I love alcohol, but it is hurting me at the moment in numerous ways, so I’m motivated to stop that for a while, you know. Like I said, I haven’t even been counting the days of being off the grog. I’m happy to be off the grog. Like I said, now [in the interview] I feel a bit funny. But before that, yesterday for instance, I was actually saying … I was sitting in the kitchen having a cup of tea about half past three and a smoke, and I thought, ‘I’ve got such a[lot done] … this and this and this and this and this and this and this and this done today. If I was drinking last night for instance, none of that would’ve got done. So, this is good and I’m doing something.’ And I thought, ‘Yeah, good. I’m going to stay sober for a while.’ Maybe I was thinking about having a drink, I don’t know, but for now, I’m going to stay sober for a while. I’m not having any … this is all right. I’m getting shit done.

John [60 years of age, Australian, retired, drinking less] draws on the support of his children who phone him and offer encouragement. (Read his personal story)

And my kids support me in a way, ‘How are you going, Dad?’ by telephone. Sometimes, they come around, not very often because they’re working, they’ve got their own lives, but they ring up. ‘How are you going, Dad?’ you know, and I really appreciate that because I never had it before and they’re just ringing up off their own back. ‘How are you feeling? How’s your condition going?’ you know. Just making enquiries about my general well-being, and that’s helping me.

Steve [early 60s, Indigenous, unemployed but previously worked in nursing, drinking less] explains he now sets limits about when he goes to the pub and how much he drinks. (Read his personal story)
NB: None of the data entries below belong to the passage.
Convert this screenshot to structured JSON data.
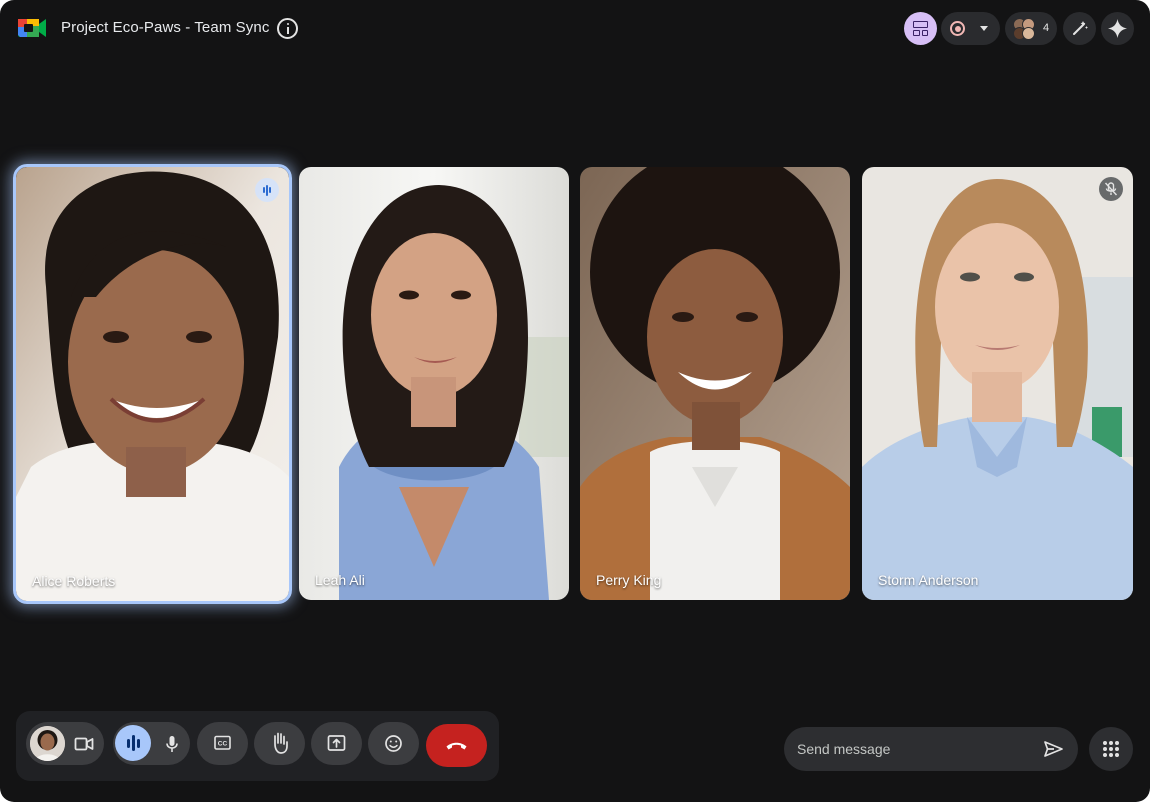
{
  "meeting": {
    "title": "Project Eco-Paws - Team Sync",
    "participant_count": "4"
  },
  "colors": {
    "accent_speaking": "#a8c7fa",
    "layout_button": "#d7bff6",
    "end_call": "#c5221f",
    "background": "#131314"
  },
  "toolbar_top": {
    "icons": [
      "meet-logo-icon",
      "info-icon",
      "layout-icon",
      "record-icon",
      "people-icon",
      "effects-wand-icon",
      "gemini-sparkle-icon"
    ]
  },
  "participants": [
    {
      "name": "Alice Roberts",
      "state": "speaking"
    },
    {
      "name": "Leah Ali",
      "state": "normal"
    },
    {
      "name": "Perry King",
      "state": "normal"
    },
    {
      "name": "Storm Anderson",
      "state": "muted"
    }
  ],
  "controls": {
    "icons": [
      "camera-icon",
      "microphone-icon",
      "captions-icon",
      "raise-hand-icon",
      "present-screen-icon",
      "emoji-icon",
      "end-call-icon"
    ]
  },
  "chat": {
    "placeholder": "Send message"
  }
}
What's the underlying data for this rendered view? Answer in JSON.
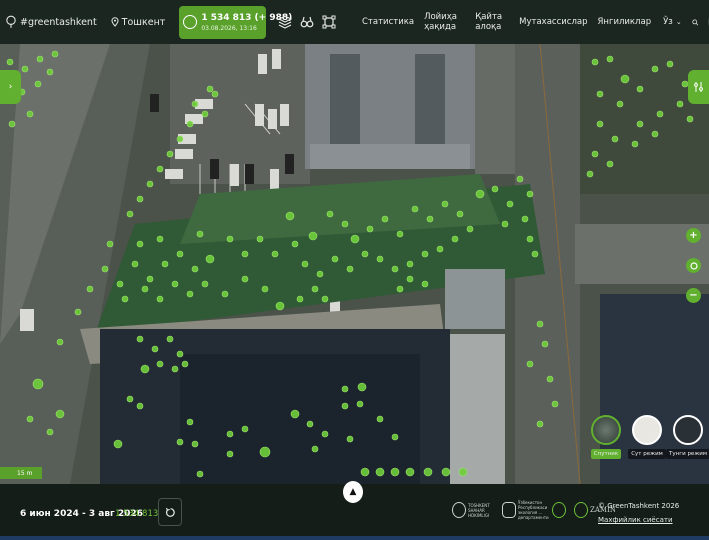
{
  "header": {
    "logo_text": "#greentashkent",
    "city": "Тошкент",
    "counter_value": "1 534 813 (+ 988)",
    "counter_date": "03.08.2026, 13:16",
    "nav": [
      "Статистика",
      "Лойиҳа ҳақида",
      "Қайта алоқа",
      "Мутахассислар",
      "Янгиликлар"
    ],
    "language": "Ўз"
  },
  "map": {
    "scale_label": "15 m",
    "layers": [
      {
        "label": "Спутник",
        "active": true
      },
      {
        "label": "Сут режим",
        "active": false
      },
      {
        "label": "Тунги режим",
        "active": false
      }
    ],
    "tree_marker_color": "#6fcf3a"
  },
  "footer": {
    "date_range": "6 июн 2024 - 3 авг 2026",
    "date_count": "1 534 813",
    "partner_1": "TOSHKENT SHAHAR HOKIMLIGI",
    "partner_2": "Ўзбекистон Республикаси экология ... департаменти",
    "partner_3": "ZAMIN",
    "copyright": "© GreenTashkent 2026",
    "privacy": "Махфийлик сиёсати"
  },
  "colors": {
    "accent": "#5aa12c",
    "topbar": "#1c2620",
    "bottombar": "#141d17"
  }
}
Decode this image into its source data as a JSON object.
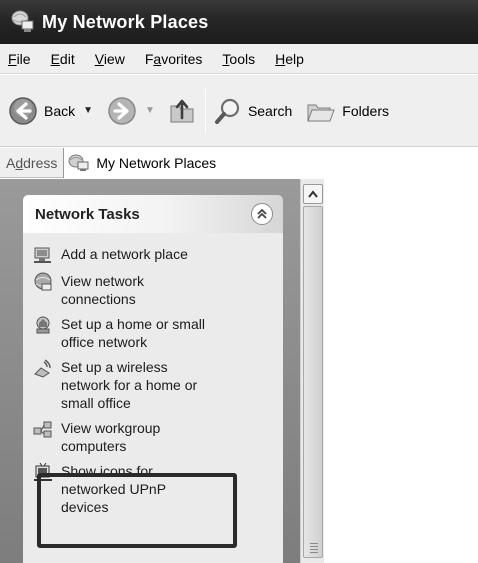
{
  "window": {
    "title": "My Network Places",
    "icon": "network-places-icon"
  },
  "menu": [
    {
      "accel": "F",
      "rest": "ile"
    },
    {
      "accel": "E",
      "rest": "dit"
    },
    {
      "accel": "V",
      "rest": "iew"
    },
    {
      "pre": "F",
      "accel": "a",
      "rest": "vorites"
    },
    {
      "accel": "T",
      "rest": "ools"
    },
    {
      "accel": "H",
      "rest": "elp"
    }
  ],
  "toolbar": {
    "back_label": "Back",
    "search_label": "Search",
    "folders_label": "Folders"
  },
  "address": {
    "label_pre": "A",
    "label_accel": "d",
    "label_rest": "dress",
    "value": "My Network Places"
  },
  "network_tasks": {
    "header": "Network Tasks",
    "items": [
      {
        "label": "Add a network place",
        "icon": "add-network-place-icon"
      },
      {
        "label": "View network\nconnections",
        "icon": "network-connections-icon"
      },
      {
        "label": "Set up a home or small\noffice network",
        "icon": "home-network-icon"
      },
      {
        "label": "Set up a wireless\nnetwork for a home or\nsmall office",
        "icon": "wireless-network-icon"
      },
      {
        "label": "View workgroup\ncomputers",
        "icon": "workgroup-icon"
      },
      {
        "label": "Show icons for\nnetworked UPnP\ndevices",
        "icon": "upnp-devices-icon"
      }
    ]
  }
}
I was coming back from the gym and I could smell onions and I bumped into someone and I said, ‘Are you having a barbecue in there or something?’ I’d never drunk in that pub. I hated it, avoided it like the plague. He said, ‘Oh mate, [we’re] having a sausage sizzle and schooners are only $3.80’ and I thought, ‘Why not?’ He said, ‘Just come in and have a beer and a sausage and we can have a chat’. That screwed me up. I went in there and I had three drinks, and I know after those three drinks, I was feeling pissy. And then I thought ‘I’ve got to get out of here’, because I could feel it […] After the gym on Saturday, I used to go to the pub from 12pm until three o’clock and then I’d leave, and I’d only have three schooners. But then of course the pub also has a lucky badge draw. So, I thought, ‘Well that’s on Thursdays, so I’ll make it on Saturdays and Thursdays and only have three each day’. That’s what I’ve been doing. Rarely have more than three.